## What the exercise asks
Check every line of the data below for the word "roomNoType". Copy the ones that have it.

---+---

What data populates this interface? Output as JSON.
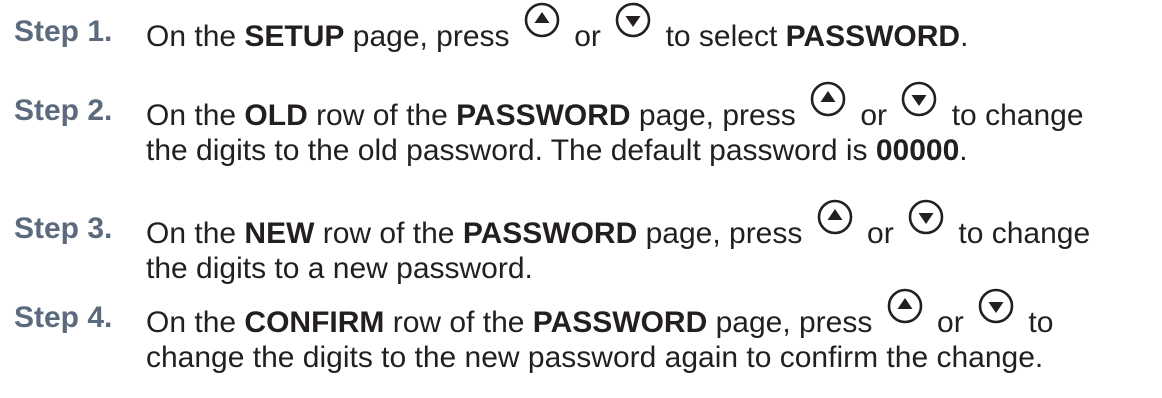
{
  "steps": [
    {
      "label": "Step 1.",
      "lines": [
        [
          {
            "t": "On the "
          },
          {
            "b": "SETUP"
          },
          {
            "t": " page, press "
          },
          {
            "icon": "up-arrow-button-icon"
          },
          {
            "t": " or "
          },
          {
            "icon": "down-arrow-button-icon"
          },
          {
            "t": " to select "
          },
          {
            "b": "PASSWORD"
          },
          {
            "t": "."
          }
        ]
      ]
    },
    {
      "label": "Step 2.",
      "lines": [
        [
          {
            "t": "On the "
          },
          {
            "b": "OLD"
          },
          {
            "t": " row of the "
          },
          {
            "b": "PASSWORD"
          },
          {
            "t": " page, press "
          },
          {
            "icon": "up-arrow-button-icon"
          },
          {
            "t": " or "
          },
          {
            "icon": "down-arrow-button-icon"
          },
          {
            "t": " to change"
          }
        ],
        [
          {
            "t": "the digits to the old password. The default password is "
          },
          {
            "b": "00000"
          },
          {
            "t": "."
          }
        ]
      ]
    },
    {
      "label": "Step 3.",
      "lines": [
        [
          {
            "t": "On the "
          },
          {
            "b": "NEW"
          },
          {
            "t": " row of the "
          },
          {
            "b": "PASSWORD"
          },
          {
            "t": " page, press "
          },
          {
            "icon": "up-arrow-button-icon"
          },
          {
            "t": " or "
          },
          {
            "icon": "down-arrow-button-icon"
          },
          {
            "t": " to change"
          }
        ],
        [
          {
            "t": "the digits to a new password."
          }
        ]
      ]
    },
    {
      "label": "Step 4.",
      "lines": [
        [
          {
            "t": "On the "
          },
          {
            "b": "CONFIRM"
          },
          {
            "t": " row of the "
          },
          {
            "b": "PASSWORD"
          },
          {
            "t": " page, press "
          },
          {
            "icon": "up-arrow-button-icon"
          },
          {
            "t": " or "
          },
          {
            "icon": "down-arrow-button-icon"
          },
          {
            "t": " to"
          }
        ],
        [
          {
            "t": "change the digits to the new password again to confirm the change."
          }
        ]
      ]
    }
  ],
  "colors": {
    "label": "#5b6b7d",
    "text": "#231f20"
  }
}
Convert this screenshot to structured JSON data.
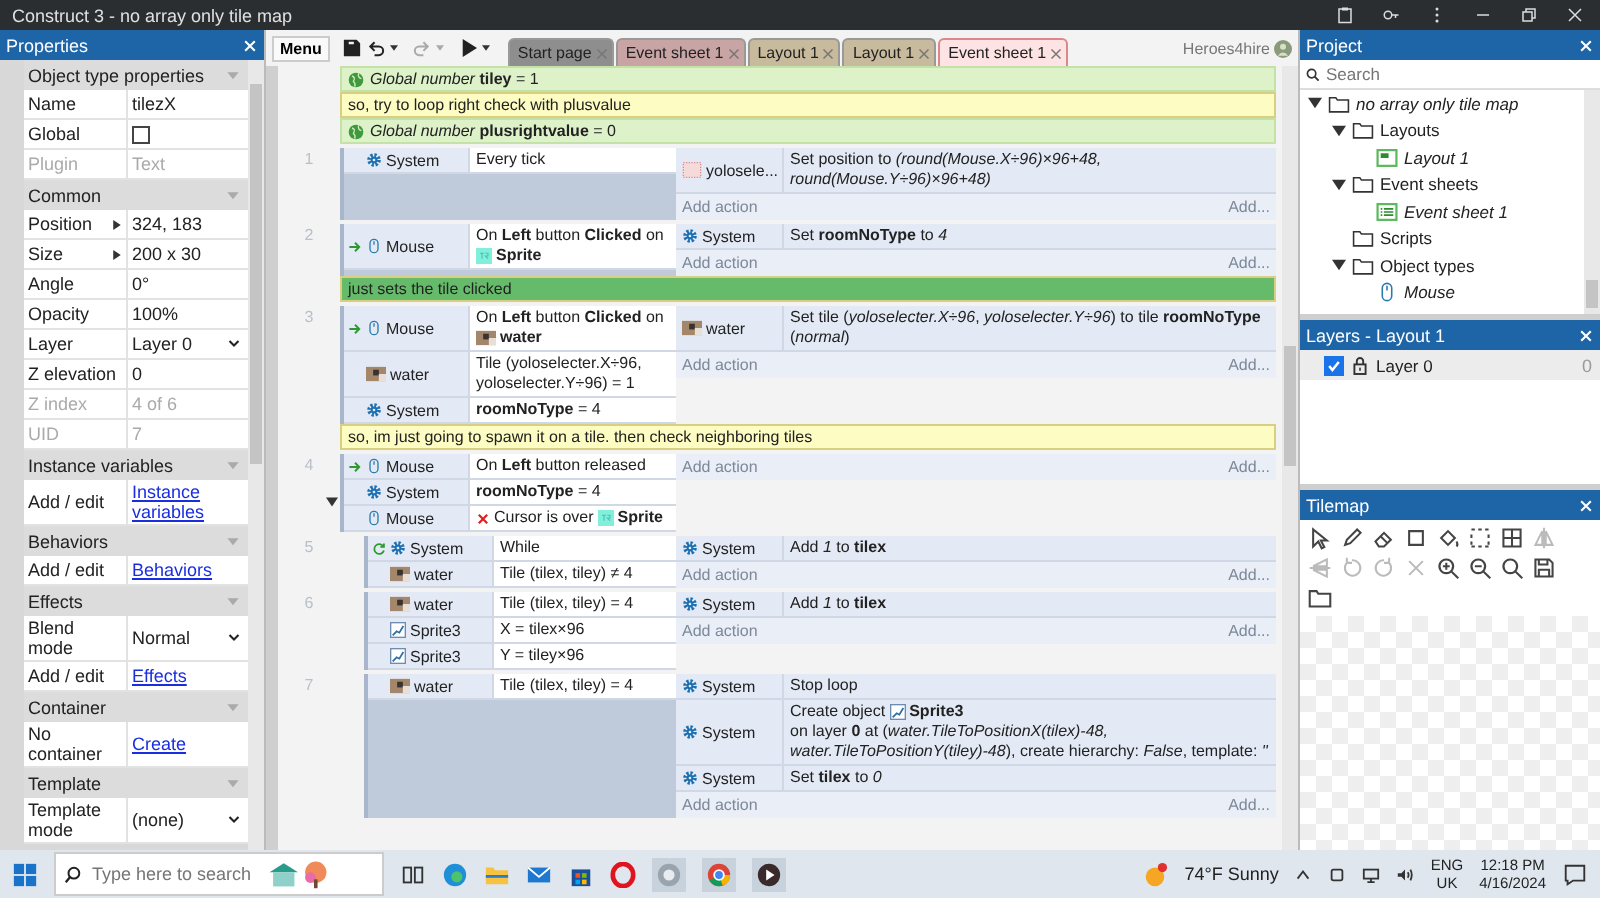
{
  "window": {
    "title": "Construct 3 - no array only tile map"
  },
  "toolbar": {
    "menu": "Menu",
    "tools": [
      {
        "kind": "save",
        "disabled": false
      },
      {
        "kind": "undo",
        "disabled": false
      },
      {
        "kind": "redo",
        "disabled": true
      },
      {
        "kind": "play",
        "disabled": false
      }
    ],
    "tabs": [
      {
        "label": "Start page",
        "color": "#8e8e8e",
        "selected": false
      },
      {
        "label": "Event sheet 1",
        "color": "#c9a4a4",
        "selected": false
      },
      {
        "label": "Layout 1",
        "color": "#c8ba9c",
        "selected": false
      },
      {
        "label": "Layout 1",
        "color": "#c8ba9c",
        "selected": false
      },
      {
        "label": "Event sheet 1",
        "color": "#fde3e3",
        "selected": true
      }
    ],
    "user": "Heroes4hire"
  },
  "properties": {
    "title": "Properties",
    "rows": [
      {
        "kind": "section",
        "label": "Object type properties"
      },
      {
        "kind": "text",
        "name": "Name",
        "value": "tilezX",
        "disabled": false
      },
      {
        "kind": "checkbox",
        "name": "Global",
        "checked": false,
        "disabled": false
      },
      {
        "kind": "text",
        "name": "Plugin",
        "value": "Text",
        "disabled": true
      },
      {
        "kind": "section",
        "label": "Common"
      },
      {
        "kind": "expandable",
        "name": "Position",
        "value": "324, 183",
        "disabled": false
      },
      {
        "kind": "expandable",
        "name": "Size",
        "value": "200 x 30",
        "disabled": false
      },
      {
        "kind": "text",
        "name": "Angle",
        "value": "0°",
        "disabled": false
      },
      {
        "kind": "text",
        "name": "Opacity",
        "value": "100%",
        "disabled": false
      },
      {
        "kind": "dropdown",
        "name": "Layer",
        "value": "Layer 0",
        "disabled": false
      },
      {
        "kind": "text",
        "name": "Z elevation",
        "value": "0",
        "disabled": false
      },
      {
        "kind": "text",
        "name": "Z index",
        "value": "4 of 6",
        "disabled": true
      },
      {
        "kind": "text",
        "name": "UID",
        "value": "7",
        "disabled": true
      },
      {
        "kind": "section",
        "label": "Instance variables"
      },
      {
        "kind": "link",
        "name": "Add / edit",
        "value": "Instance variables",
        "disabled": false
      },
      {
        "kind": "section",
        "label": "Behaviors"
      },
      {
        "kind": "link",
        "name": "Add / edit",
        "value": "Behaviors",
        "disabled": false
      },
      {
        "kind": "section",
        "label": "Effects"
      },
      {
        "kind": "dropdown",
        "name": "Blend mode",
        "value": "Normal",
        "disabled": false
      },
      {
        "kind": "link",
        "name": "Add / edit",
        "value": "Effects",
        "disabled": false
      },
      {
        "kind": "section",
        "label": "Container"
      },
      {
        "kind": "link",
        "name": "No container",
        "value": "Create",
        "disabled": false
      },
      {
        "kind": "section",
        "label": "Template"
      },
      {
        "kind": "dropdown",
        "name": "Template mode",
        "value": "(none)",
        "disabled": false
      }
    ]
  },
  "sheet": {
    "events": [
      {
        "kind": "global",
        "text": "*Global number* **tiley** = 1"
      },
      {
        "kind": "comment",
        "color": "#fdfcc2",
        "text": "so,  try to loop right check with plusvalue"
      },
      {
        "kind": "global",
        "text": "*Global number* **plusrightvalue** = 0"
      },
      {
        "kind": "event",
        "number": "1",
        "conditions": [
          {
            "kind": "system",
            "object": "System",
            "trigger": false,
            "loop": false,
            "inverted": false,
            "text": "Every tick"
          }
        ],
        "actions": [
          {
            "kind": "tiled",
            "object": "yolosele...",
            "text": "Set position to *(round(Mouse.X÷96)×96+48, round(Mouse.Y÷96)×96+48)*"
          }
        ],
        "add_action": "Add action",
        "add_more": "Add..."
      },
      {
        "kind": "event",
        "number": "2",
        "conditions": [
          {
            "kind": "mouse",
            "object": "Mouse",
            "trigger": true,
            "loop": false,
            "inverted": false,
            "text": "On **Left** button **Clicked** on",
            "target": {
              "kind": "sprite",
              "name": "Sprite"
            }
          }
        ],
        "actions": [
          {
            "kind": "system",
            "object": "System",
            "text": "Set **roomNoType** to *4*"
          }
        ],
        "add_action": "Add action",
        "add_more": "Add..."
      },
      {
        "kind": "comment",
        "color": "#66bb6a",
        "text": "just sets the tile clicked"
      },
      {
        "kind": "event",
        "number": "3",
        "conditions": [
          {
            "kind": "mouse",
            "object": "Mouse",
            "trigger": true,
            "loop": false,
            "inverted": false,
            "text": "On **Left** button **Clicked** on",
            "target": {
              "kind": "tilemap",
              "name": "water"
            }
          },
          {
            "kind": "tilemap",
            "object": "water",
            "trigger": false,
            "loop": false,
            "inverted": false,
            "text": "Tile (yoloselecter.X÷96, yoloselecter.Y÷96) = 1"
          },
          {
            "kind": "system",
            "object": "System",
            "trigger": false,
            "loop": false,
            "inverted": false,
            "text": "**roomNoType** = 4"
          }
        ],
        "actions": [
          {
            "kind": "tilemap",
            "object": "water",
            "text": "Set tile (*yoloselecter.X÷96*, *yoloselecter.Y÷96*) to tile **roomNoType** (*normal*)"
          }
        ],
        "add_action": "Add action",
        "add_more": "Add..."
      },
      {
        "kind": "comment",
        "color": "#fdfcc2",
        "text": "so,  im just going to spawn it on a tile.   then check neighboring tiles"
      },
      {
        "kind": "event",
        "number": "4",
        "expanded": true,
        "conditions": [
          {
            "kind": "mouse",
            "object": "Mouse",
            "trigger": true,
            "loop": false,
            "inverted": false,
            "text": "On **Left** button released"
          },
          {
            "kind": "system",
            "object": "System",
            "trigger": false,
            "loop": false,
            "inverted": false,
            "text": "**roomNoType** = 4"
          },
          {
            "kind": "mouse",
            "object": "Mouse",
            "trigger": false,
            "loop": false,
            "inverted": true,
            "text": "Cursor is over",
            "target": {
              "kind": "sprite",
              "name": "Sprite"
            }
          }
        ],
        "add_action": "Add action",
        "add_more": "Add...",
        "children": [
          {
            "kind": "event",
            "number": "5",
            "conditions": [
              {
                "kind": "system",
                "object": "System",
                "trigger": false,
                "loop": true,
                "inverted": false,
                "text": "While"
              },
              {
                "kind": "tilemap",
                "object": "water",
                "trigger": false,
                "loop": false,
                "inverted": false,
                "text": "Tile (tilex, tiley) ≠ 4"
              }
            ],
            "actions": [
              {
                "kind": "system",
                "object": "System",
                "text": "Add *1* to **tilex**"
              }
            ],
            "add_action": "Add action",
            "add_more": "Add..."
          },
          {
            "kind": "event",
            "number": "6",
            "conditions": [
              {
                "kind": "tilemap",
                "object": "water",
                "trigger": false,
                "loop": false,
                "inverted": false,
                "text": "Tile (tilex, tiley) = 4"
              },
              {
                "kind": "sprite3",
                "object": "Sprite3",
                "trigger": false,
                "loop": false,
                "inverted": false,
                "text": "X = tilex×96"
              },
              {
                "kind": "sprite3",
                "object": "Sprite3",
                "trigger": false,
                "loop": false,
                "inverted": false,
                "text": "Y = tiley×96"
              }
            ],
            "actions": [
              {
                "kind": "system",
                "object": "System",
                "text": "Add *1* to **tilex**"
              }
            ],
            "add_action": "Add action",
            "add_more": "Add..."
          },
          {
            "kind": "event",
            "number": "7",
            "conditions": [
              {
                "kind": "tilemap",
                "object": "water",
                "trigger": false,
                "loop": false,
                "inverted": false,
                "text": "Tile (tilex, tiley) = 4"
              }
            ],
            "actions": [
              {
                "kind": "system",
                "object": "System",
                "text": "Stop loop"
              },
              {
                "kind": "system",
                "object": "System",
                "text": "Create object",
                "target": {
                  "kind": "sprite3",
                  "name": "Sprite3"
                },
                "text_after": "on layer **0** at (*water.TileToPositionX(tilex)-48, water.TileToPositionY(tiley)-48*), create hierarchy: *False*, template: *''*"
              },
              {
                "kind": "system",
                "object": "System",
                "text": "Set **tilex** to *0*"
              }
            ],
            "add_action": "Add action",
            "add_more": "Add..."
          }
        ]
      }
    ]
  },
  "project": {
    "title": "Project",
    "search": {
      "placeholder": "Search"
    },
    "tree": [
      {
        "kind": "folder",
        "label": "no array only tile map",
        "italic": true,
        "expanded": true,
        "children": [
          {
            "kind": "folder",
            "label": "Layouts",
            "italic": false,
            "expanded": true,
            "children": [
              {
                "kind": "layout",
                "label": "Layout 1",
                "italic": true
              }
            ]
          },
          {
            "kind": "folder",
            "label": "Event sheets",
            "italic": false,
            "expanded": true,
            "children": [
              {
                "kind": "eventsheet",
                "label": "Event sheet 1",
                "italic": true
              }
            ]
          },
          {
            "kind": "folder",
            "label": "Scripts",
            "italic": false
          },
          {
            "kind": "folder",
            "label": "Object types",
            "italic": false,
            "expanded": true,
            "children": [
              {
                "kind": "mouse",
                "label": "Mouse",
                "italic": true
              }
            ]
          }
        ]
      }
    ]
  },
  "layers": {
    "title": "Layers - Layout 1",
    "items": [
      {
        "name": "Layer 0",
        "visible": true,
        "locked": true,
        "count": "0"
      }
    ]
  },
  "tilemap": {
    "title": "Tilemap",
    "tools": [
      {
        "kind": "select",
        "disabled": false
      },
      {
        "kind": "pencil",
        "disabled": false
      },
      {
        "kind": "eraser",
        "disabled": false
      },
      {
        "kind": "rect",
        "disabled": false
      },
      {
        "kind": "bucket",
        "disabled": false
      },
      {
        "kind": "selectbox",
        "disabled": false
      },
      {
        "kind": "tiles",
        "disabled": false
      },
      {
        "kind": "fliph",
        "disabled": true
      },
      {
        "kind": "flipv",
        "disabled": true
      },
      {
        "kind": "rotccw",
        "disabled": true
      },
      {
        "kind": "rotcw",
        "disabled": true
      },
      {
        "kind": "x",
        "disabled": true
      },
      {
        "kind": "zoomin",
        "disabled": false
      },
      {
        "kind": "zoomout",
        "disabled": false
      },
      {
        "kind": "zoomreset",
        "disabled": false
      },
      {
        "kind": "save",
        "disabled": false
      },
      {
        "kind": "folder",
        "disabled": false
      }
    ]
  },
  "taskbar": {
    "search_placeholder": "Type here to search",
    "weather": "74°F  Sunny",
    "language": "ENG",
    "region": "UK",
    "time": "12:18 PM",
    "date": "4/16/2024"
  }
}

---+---

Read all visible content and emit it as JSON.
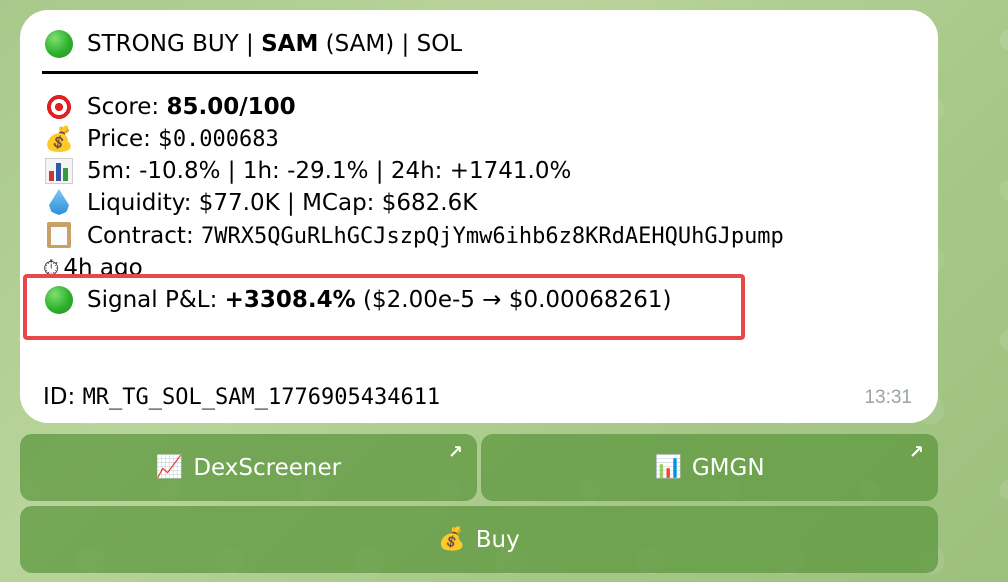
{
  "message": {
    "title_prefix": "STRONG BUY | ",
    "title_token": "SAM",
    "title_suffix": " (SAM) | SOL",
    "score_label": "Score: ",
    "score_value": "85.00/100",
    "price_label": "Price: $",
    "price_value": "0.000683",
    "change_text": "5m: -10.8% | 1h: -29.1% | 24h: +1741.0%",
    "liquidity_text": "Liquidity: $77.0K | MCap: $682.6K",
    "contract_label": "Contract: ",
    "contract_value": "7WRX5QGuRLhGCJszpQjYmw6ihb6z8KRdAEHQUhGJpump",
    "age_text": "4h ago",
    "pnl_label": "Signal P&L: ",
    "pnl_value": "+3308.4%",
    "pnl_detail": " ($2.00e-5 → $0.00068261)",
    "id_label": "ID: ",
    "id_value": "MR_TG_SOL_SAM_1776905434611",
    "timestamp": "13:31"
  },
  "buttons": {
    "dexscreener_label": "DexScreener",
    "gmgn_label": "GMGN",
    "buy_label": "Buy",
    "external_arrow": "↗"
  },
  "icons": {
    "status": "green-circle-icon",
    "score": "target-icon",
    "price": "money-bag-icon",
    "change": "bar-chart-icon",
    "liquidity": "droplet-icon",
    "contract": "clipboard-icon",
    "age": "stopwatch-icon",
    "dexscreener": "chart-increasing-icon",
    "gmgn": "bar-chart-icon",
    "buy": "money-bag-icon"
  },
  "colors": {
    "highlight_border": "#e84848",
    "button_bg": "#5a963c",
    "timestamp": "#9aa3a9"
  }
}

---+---

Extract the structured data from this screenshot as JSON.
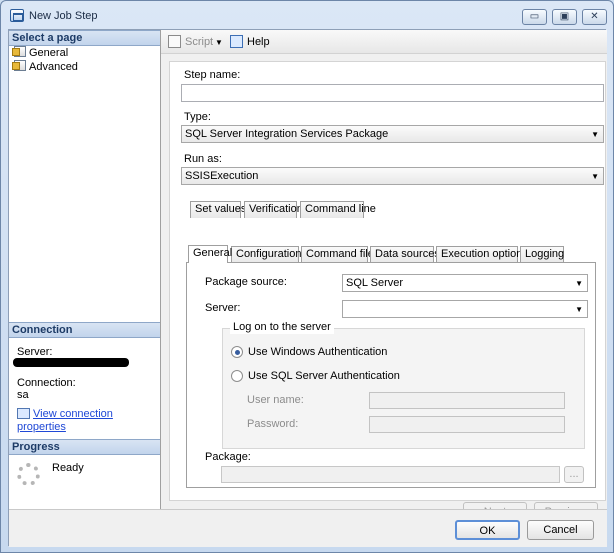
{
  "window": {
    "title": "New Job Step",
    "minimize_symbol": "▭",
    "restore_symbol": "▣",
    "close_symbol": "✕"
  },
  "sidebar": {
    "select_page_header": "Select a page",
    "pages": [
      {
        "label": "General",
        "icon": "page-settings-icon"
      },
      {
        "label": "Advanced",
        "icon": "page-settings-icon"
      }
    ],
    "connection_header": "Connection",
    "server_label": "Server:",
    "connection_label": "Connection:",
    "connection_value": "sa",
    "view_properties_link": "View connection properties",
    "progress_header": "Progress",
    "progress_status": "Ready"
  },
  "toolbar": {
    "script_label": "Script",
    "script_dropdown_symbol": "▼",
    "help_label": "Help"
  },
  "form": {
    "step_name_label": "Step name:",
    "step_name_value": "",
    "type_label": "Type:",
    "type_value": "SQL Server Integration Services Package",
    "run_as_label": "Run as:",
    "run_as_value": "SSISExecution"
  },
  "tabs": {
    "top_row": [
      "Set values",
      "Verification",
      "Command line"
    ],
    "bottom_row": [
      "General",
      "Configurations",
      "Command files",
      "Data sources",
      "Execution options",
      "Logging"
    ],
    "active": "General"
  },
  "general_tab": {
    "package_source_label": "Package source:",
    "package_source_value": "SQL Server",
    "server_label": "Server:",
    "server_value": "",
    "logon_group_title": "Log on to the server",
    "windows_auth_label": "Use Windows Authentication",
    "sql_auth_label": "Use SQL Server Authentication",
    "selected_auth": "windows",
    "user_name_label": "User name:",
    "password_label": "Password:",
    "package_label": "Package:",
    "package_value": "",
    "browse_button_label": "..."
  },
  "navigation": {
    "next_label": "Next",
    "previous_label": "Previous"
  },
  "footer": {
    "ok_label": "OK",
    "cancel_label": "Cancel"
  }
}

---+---

## Result of the task
            "text": "Set **roomNoType** to *4*"
            "text": "**roomNoType** = 4"
            "text": "Set tile (*yoloselecter.X÷96*, *yoloselecter.Y÷96*) to tile **roomNoType** (*normal*)"
            "text": "**roomNoType** = 4"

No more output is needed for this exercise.